● Problem requirements:
Go through the listing and pick out each line with the word "your" in it.

[[ Materials provided open ]]

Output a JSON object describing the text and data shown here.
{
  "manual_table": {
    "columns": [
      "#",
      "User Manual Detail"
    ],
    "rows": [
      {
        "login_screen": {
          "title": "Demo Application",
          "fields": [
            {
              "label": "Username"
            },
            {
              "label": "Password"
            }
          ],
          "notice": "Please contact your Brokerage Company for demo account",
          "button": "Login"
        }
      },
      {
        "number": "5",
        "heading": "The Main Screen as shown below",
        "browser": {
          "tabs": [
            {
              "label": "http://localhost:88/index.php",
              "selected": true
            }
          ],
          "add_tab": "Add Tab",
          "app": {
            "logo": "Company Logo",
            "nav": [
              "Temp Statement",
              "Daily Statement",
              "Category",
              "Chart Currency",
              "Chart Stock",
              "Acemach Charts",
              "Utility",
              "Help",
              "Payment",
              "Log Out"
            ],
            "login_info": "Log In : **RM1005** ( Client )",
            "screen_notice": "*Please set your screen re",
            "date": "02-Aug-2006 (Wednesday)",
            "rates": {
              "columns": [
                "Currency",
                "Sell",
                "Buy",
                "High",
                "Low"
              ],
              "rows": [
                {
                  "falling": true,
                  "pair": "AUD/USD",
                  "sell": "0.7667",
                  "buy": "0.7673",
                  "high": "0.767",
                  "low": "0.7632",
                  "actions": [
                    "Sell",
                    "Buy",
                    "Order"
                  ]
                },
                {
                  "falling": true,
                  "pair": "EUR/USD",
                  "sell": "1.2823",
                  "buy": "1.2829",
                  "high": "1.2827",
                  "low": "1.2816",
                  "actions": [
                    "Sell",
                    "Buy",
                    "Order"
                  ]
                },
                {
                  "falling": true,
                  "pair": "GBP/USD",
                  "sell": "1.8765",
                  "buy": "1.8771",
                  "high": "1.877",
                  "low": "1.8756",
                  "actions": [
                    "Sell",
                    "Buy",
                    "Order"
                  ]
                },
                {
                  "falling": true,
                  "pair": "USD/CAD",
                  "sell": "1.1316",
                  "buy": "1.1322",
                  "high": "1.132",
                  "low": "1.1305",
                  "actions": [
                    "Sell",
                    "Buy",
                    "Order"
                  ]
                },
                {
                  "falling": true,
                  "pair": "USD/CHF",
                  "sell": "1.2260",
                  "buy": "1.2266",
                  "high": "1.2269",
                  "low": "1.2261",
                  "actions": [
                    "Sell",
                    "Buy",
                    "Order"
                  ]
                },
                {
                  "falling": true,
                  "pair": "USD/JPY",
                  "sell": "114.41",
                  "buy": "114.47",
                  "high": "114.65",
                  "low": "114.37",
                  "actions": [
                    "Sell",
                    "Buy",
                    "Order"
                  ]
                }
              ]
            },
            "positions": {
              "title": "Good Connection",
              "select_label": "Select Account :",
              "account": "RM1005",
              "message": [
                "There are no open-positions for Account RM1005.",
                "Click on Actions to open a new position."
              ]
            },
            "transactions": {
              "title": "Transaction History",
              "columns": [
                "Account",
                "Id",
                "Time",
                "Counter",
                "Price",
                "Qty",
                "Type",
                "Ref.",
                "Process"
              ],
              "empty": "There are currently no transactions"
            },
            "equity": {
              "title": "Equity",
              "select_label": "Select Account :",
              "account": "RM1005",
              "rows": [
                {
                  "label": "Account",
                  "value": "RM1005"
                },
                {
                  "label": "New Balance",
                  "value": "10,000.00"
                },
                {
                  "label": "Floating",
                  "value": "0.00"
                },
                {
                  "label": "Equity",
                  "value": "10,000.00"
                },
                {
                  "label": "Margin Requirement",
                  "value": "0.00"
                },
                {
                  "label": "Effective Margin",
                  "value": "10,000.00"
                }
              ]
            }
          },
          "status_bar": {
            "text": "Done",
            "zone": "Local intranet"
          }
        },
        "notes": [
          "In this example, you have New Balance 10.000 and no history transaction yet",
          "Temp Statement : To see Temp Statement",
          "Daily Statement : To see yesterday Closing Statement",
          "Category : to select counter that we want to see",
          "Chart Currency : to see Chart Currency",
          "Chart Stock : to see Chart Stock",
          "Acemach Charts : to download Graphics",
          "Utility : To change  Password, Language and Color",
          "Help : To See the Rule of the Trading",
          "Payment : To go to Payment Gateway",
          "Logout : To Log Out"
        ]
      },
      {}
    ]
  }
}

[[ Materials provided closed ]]

● Answer space:
          "notice": "Please contact your Brokerage Company for demo account",
            "screen_notice": "*Please set your screen re",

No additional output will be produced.